_Supplied data_

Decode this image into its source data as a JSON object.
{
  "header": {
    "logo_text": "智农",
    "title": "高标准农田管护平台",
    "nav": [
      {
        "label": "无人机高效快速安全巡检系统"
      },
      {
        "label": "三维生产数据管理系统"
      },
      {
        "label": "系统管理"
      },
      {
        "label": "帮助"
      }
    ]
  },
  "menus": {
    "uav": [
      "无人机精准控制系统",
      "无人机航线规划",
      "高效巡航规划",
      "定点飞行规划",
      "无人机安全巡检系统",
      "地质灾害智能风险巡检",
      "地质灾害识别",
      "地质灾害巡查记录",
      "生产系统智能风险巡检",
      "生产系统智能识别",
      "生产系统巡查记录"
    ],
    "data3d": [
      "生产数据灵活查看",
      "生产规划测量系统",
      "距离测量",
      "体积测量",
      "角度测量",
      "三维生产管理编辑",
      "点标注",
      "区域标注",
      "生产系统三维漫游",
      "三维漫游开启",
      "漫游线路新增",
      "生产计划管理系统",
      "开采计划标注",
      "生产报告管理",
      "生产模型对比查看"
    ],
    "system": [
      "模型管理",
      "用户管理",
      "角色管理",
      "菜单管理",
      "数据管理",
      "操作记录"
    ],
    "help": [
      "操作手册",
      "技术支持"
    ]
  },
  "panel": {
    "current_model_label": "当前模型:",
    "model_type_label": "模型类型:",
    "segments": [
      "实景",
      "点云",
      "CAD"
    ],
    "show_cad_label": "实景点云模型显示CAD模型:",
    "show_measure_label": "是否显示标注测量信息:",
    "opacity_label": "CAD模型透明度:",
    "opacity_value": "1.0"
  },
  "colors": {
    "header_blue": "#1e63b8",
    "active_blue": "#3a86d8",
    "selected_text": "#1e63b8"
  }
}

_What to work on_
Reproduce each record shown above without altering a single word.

_Task response_
Decode this image into its source data as a JSON object.
{
  "header": {
    "logo_text": "智农",
    "title": "高标准农田管护平台",
    "nav": [
      {
        "label": "无人机高效快速安全巡检系统"
      },
      {
        "label": "三维生产数据管理系统"
      },
      {
        "label": "系统管理"
      },
      {
        "label": "帮助"
      }
    ]
  },
  "menus": {
    "uav": [
      "无人机精准控制系统",
      "无人机航线规划",
      "高效巡航规划",
      "定点飞行规划",
      "无人机安全巡检系统",
      "地质灾害智能风险巡检",
      "地质灾害识别",
      "地质灾害巡查记录",
      "生产系统智能风险巡检",
      "生产系统智能识别",
      "生产系统巡查记录"
    ],
    "data3d": [
      "生产数据灵活查看",
      "生产规划测量系统",
      "距离测量",
      "体积测量",
      "角度测量",
      "三维生产管理编辑",
      "点标注",
      "区域标注",
      "生产系统三维漫游",
      "三维漫游开启",
      "漫游线路新增",
      "生产计划管理系统",
      "开采计划标注",
      "生产报告管理",
      "生产模型对比查看"
    ],
    "system": [
      "模型管理",
      "用户管理",
      "角色管理",
      "菜单管理",
      "数据管理",
      "操作记录"
    ],
    "help": [
      "操作手册",
      "技术支持"
    ]
  },
  "panel": {
    "current_model_label": "当前模型:",
    "model_type_label": "模型类型:",
    "segments": [
      "实景",
      "点云",
      "CAD"
    ],
    "show_cad_label": "实景点云模型显示CAD模型:",
    "show_measure_label": "是否显示标注测量信息:",
    "opacity_label": "CAD模型透明度:",
    "opacity_value": "1.0"
  },
  "colors": {
    "header_blue": "#1e63b8",
    "active_blue": "#3a86d8",
    "selected_text": "#1e63b8"
  }
}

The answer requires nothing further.